- [PROMPT]
Go over the entries and report the lines where the word "value" occurs.

AVAILABLE RECORDS Start Marker

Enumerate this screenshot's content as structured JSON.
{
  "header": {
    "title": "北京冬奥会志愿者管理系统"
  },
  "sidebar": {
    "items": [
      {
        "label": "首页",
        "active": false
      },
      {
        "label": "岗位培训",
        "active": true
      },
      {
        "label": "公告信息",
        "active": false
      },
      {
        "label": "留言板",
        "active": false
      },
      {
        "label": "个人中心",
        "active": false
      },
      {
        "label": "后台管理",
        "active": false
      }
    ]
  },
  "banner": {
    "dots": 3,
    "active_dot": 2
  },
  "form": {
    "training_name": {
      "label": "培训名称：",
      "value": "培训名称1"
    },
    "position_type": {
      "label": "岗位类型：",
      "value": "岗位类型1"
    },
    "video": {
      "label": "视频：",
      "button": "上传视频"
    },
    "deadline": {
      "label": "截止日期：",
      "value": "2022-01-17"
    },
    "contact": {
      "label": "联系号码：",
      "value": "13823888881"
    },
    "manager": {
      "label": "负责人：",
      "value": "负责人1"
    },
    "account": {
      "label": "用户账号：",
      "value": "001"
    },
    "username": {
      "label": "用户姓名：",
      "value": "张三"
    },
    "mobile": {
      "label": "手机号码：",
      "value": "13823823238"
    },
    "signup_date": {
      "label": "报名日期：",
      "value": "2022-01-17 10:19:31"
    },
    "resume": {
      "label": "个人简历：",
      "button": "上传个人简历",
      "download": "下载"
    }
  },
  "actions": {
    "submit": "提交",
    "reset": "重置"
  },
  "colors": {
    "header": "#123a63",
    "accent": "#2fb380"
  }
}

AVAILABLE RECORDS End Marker

- [COMPLETED TASK]
      "value": "培训名称1"
      "value": "岗位类型1"
      "value": "2022-01-17"
      "value": "13823888881"
      "value": "负责人1"
      "value": "001"
      "value": "张三"
      "value": "13823823238"
      "value": "2022-01-17 10:19:31"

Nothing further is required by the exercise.